<<<<

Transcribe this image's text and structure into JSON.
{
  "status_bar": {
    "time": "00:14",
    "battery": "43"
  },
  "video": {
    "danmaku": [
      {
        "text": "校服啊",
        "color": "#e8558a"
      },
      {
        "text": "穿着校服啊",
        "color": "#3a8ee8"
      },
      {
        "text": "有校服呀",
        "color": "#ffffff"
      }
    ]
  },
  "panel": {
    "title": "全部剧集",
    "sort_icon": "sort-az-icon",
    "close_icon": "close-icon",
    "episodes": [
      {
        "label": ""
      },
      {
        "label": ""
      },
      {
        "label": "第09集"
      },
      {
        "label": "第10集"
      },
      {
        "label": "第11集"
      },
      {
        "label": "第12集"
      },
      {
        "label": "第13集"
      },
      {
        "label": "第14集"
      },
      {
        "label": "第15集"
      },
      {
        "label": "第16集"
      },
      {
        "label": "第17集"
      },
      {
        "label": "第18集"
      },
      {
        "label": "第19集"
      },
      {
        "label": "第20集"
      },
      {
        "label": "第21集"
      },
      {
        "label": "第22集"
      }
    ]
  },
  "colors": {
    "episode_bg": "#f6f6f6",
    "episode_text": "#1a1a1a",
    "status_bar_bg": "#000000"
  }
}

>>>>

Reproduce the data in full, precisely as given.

Transcribe this image's text and structure into JSON.
{
  "status_bar": {
    "time": "00:14",
    "battery": "43"
  },
  "video": {
    "danmaku": [
      {
        "text": "校服啊",
        "color": "#e8558a"
      },
      {
        "text": "穿着校服啊",
        "color": "#3a8ee8"
      },
      {
        "text": "有校服呀",
        "color": "#ffffff"
      }
    ]
  },
  "panel": {
    "title": "全部剧集",
    "sort_icon": "sort-az-icon",
    "close_icon": "close-icon",
    "episodes": [
      {
        "label": ""
      },
      {
        "label": ""
      },
      {
        "label": "第09集"
      },
      {
        "label": "第10集"
      },
      {
        "label": "第11集"
      },
      {
        "label": "第12集"
      },
      {
        "label": "第13集"
      },
      {
        "label": "第14集"
      },
      {
        "label": "第15集"
      },
      {
        "label": "第16集"
      },
      {
        "label": "第17集"
      },
      {
        "label": "第18集"
      },
      {
        "label": "第19集"
      },
      {
        "label": "第20集"
      },
      {
        "label": "第21集"
      },
      {
        "label": "第22集"
      }
    ]
  },
  "colors": {
    "episode_bg": "#f6f6f6",
    "episode_text": "#1a1a1a",
    "status_bar_bg": "#000000"
  }
}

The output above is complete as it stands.